• _TRY IT_:
From the first line to the last, write out the records exactly, leaving the pictures behind.

(Beginning of RECORDS SUPPLIED)

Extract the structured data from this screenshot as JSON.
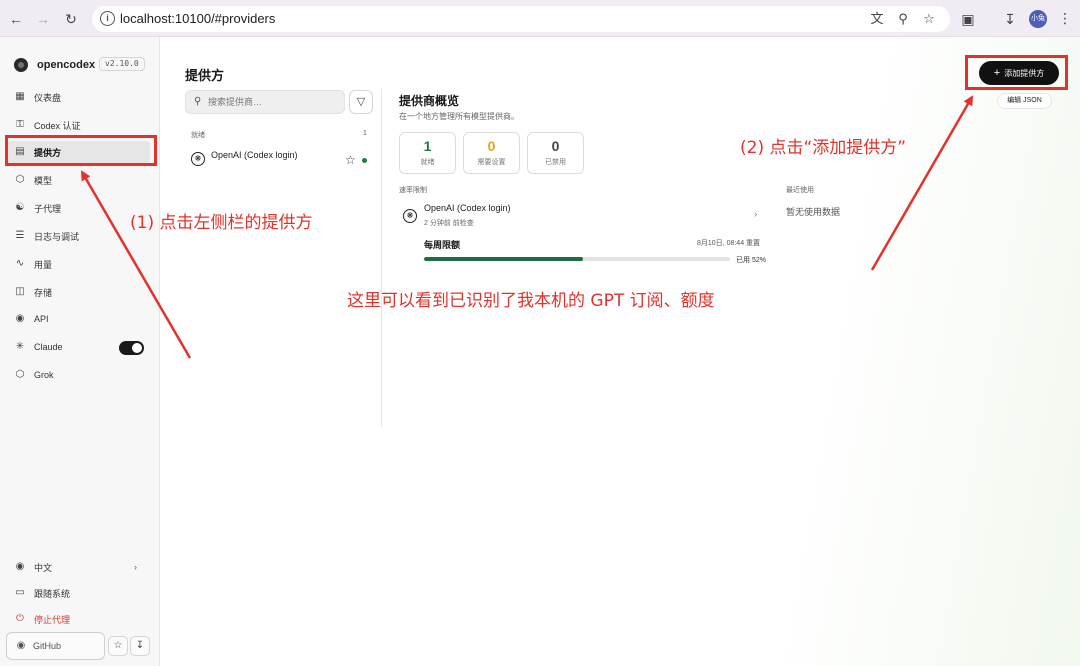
{
  "browser": {
    "url": "localhost:10100/#providers",
    "avatar_text": "小兔",
    "icons": [
      "back-icon",
      "forward-icon",
      "reload-icon",
      "info-icon",
      "translate-icon",
      "zoom-icon",
      "star-icon",
      "extensions-icon",
      "download-icon",
      "menu-icon"
    ]
  },
  "sidebar": {
    "brand": "opencodex",
    "version": "v2.10.0",
    "items": [
      {
        "label": "仪表盘",
        "icon": "dashboard-icon"
      },
      {
        "label": "Codex 认证",
        "icon": "key-icon"
      },
      {
        "label": "提供方",
        "icon": "providers-icon"
      },
      {
        "label": "模型",
        "icon": "cube-icon"
      },
      {
        "label": "子代理",
        "icon": "subagent-icon"
      },
      {
        "label": "日志与调试",
        "icon": "list-icon"
      },
      {
        "label": "用量",
        "icon": "activity-icon"
      },
      {
        "label": "存储",
        "icon": "storage-icon"
      },
      {
        "label": "API",
        "icon": "globe-icon"
      },
      {
        "label": "Claude",
        "icon": "sparkle-icon"
      },
      {
        "label": "Grok",
        "icon": "cube-icon"
      }
    ],
    "active_index": 2,
    "claude_toggle_on": true,
    "footer": {
      "language": "中文",
      "theme": "跟随系统",
      "stop_proxy": "停止代理",
      "github": "GitHub"
    }
  },
  "main": {
    "title": "提供方",
    "search_placeholder": "搜索提供商…",
    "group_label": "就绪",
    "group_count": "1",
    "providers": [
      {
        "name": "OpenAI (Codex login)",
        "status_color": "#1e7a44"
      }
    ],
    "overview": {
      "title": "提供商概览",
      "subtitle": "在一个地方管理所有模型提供商。",
      "stats": [
        {
          "value": "1",
          "label": "就绪",
          "color": "#1e7a44"
        },
        {
          "value": "0",
          "label": "需要设置",
          "color": "#e0a21a"
        },
        {
          "value": "0",
          "label": "已禁用",
          "color": "#444444"
        }
      ],
      "rate_limit_label": "速率限制",
      "recent_label": "最近使用",
      "recent_empty": "暂无使用数据",
      "rate_limit": {
        "provider": "OpenAI (Codex login)",
        "checked": "2 分钟前 前检查",
        "weekly_label": "每周限额",
        "reset": "8月10日, 08:44 重置",
        "used_text": "已用 52%",
        "used_fraction": 0.52
      }
    },
    "add_button": "添加提供方",
    "edit_json": "编辑 JSON"
  },
  "annotations": {
    "step1": "(1)  点击左侧栏的提供方",
    "step2": "(2)  点击“添加提供方”",
    "note": "这里可以看到已识别了我本机的 GPT 订阅、额度",
    "color": "#e4312b"
  }
}
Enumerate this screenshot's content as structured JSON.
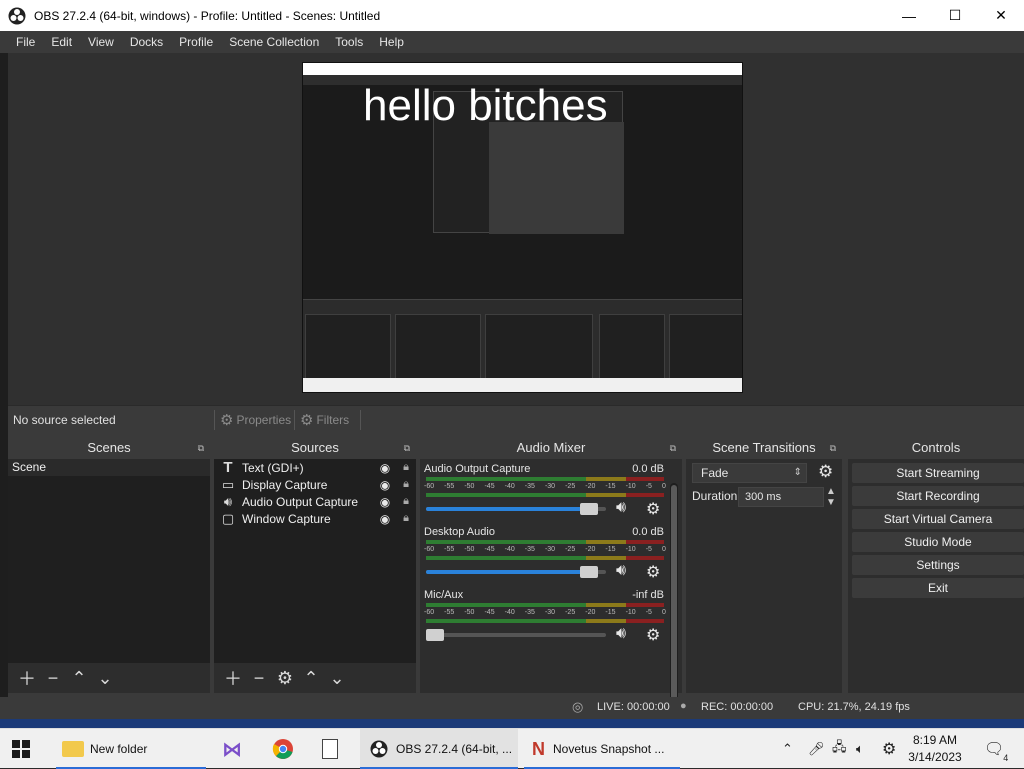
{
  "window": {
    "title": "OBS 27.2.4 (64-bit, windows) - Profile: Untitled - Scenes: Untitled",
    "minimize": "—",
    "maximize": "☐",
    "close": "✕"
  },
  "menu": [
    "File",
    "Edit",
    "View",
    "Docks",
    "Profile",
    "Scene Collection",
    "Tools",
    "Help"
  ],
  "preview": {
    "overlay_text": "hello bitches"
  },
  "selection": {
    "no_source": "No source selected",
    "properties": "Properties",
    "filters": "Filters"
  },
  "scenes": {
    "title": "Scenes",
    "items": [
      "Scene"
    ]
  },
  "sources": {
    "title": "Sources",
    "items": [
      {
        "label": "Text (GDI+)",
        "icon": "text-icon"
      },
      {
        "label": "Display Capture",
        "icon": "monitor-icon"
      },
      {
        "label": "Audio Output Capture",
        "icon": "speaker-icon"
      },
      {
        "label": "Window Capture",
        "icon": "window-icon"
      }
    ]
  },
  "mixer": {
    "title": "Audio Mixer",
    "ticks": [
      "-60",
      "-55",
      "-50",
      "-45",
      "-40",
      "-35",
      "-30",
      "-25",
      "-20",
      "-15",
      "-10",
      "-5",
      "0"
    ],
    "channels": [
      {
        "name": "Audio Output Capture",
        "db": "0.0 dB",
        "volume": 0.95
      },
      {
        "name": "Desktop Audio",
        "db": "0.0 dB",
        "volume": 0.95
      },
      {
        "name": "Mic/Aux",
        "db": "-inf dB",
        "volume": 0.0
      }
    ]
  },
  "transitions": {
    "title": "Scene Transitions",
    "selected": "Fade",
    "duration_label": "Duration",
    "duration_value": "300 ms"
  },
  "controls": {
    "title": "Controls",
    "buttons": [
      "Start Streaming",
      "Start Recording",
      "Start Virtual Camera",
      "Studio Mode",
      "Settings",
      "Exit"
    ]
  },
  "status": {
    "live": "LIVE: 00:00:00",
    "rec": "REC: 00:00:00",
    "cpu": "CPU: 21.7%, 24.19 fps"
  },
  "taskbar": {
    "folder": "New folder",
    "obs": "OBS 27.2.4 (64-bit, ...",
    "novetus": "Novetus Snapshot ...",
    "time": "8:19 AM",
    "date": "3/14/2023",
    "notifications": "4"
  },
  "colors": {
    "accent": "#2a82da",
    "dock_bg": "#2d2d2d",
    "panel_bg": "#1f1f1f"
  }
}
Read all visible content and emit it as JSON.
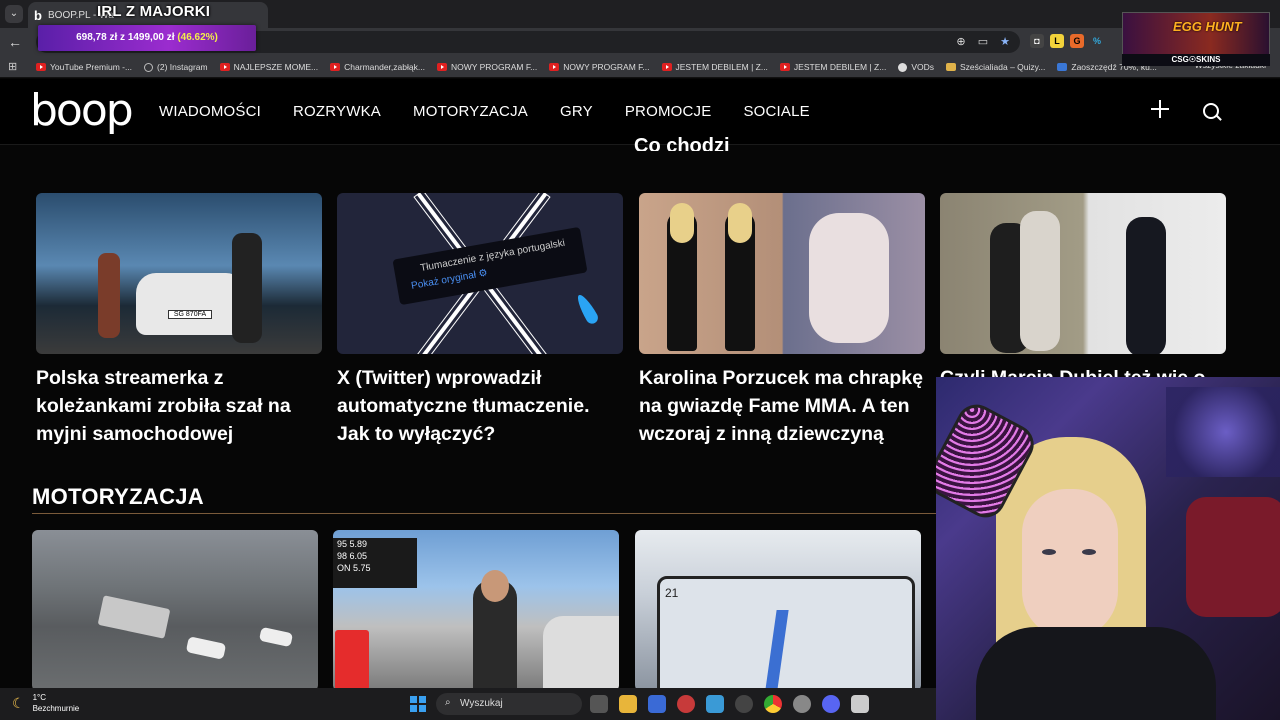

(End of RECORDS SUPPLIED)

• _ANSWER TO THIS TASK_:
Extract the structured data from this screenshot as JSON.
{
  "browser": {
    "url": "localhost:10100/#providers",
    "avatar_text": "小兔",
    "icons": [
      "back-icon",
      "forward-icon",
      "reload-icon",
      "info-icon",
      "translate-icon",
      "zoom-icon",
      "star-icon",
      "extensions-icon",
      "download-icon",
      "menu-icon"
    ]
  },
  "sidebar": {
    "brand": "opencodex",
    "version": "v2.10.0",
    "items": [
      {
        "label": "仪表盘",
        "icon": "dashboard-icon"
      },
      {
        "label": "Codex 认证",
        "icon": "key-icon"
      },
      {
        "label": "提供方",
        "icon": "providers-icon"
      },
      {
        "label": "模型",
        "icon": "cube-icon"
      },
      {
        "label": "子代理",
        "icon": "subagent-icon"
      },
      {
        "label": "日志与调试",
        "icon": "list-icon"
      },
      {
        "label": "用量",
        "icon": "activity-icon"
      },
      {
        "label": "存储",
        "icon": "storage-icon"
      },
      {
        "label": "API",
        "icon": "globe-icon"
      },
      {
        "label": "Claude",
        "icon": "sparkle-icon"
      },
      {
        "label": "Grok",
        "icon": "cube-icon"
      }
    ],
    "active_index": 2,
    "claude_toggle_on": true,
    "footer": {
      "language": "中文",
      "theme": "跟随系统",
      "stop_proxy": "停止代理",
      "github": "GitHub"
    }
  },
  "main": {
    "title": "提供方",
    "search_placeholder": "搜索提供商…",
    "group_label": "就绪",
    "group_count": "1",
    "providers": [
      {
        "name": "OpenAI (Codex login)",
        "status_color": "#1e7a44"
      }
    ],
    "overview": {
      "title": "提供商概览",
      "subtitle": "在一个地方管理所有模型提供商。",
      "stats": [
        {
          "value": "1",
          "label": "就绪",
          "color": "#1e7a44"
        },
        {
          "value": "0",
          "label": "需要设置",
          "color": "#e0a21a"
        },
        {
          "value": "0",
          "label": "已禁用",
          "color": "#444444"
        }
      ],
      "rate_limit_label": "速率限制",
      "recent_label": "最近使用",
      "recent_empty": "暂无使用数据",
      "rate_limit": {
        "provider": "OpenAI (Codex login)",
        "checked": "2 分钟前 前检查",
        "weekly_label": "每周限额",
        "reset": "8月10日, 08:44 重置",
        "used_text": "已用 52%",
        "used_fraction": 0.52
      }
    },
    "add_button": "添加提供方",
    "edit_json": "编辑 JSON"
  },
  "annotations": {
    "step1": "(1)  点击左侧栏的提供方",
    "step2": "(2)  点击“添加提供方”",
    "note": "这里可以看到已识别了我本机的 GPT 订阅、额度",
    "color": "#e4312b"
  }
}
Enumerate this screenshot's content as structured JSON.
{
  "window": {
    "title": "OBS 27.2.4 (64-bit, windows) - Profile: Untitled - Scenes: Untitled",
    "minimize": "—",
    "maximize": "☐",
    "close": "✕"
  },
  "menu": [
    "File",
    "Edit",
    "View",
    "Docks",
    "Profile",
    "Scene Collection",
    "Tools",
    "Help"
  ],
  "preview": {
    "overlay_text": "hello bitches"
  },
  "selection": {
    "no_source": "No source selected",
    "properties": "Properties",
    "filters": "Filters"
  },
  "scenes": {
    "title": "Scenes",
    "items": [
      "Scene"
    ]
  },
  "sources": {
    "title": "Sources",
    "items": [
      {
        "label": "Text (GDI+)",
        "icon": "text-icon"
      },
      {
        "label": "Display Capture",
        "icon": "monitor-icon"
      },
      {
        "label": "Audio Output Capture",
        "icon": "speaker-icon"
      },
      {
        "label": "Window Capture",
        "icon": "window-icon"
      }
    ]
  },
  "mixer": {
    "title": "Audio Mixer",
    "ticks": [
      "-60",
      "-55",
      "-50",
      "-45",
      "-40",
      "-35",
      "-30",
      "-25",
      "-20",
      "-15",
      "-10",
      "-5",
      "0"
    ],
    "channels": [
      {
        "name": "Audio Output Capture",
        "db": "0.0 dB",
        "volume": 0.95
      },
      {
        "name": "Desktop Audio",
        "db": "0.0 dB",
        "volume": 0.95
      },
      {
        "name": "Mic/Aux",
        "db": "-inf dB",
        "volume": 0.0
      }
    ]
  },
  "transitions": {
    "title": "Scene Transitions",
    "selected": "Fade",
    "duration_label": "Duration",
    "duration_value": "300 ms"
  },
  "controls": {
    "title": "Controls",
    "buttons": [
      "Start Streaming",
      "Start Recording",
      "Start Virtual Camera",
      "Studio Mode",
      "Settings",
      "Exit"
    ]
  },
  "status": {
    "live": "LIVE: 00:00:00",
    "rec": "REC: 00:00:00",
    "cpu": "CPU: 21.7%, 24.19 fps"
  },
  "taskbar": {
    "folder": "New folder",
    "obs": "OBS 27.2.4 (64-bit, ...",
    "novetus": "Novetus Snapshot ...",
    "time": "8:19 AM",
    "date": "3/14/2023",
    "notifications": "4"
  },
  "colors": {
    "accent": "#2a82da",
    "dock_bg": "#2d2d2d",
    "panel_bg": "#1f1f1f"
  }
}
Read all visible content and emit it as JSON.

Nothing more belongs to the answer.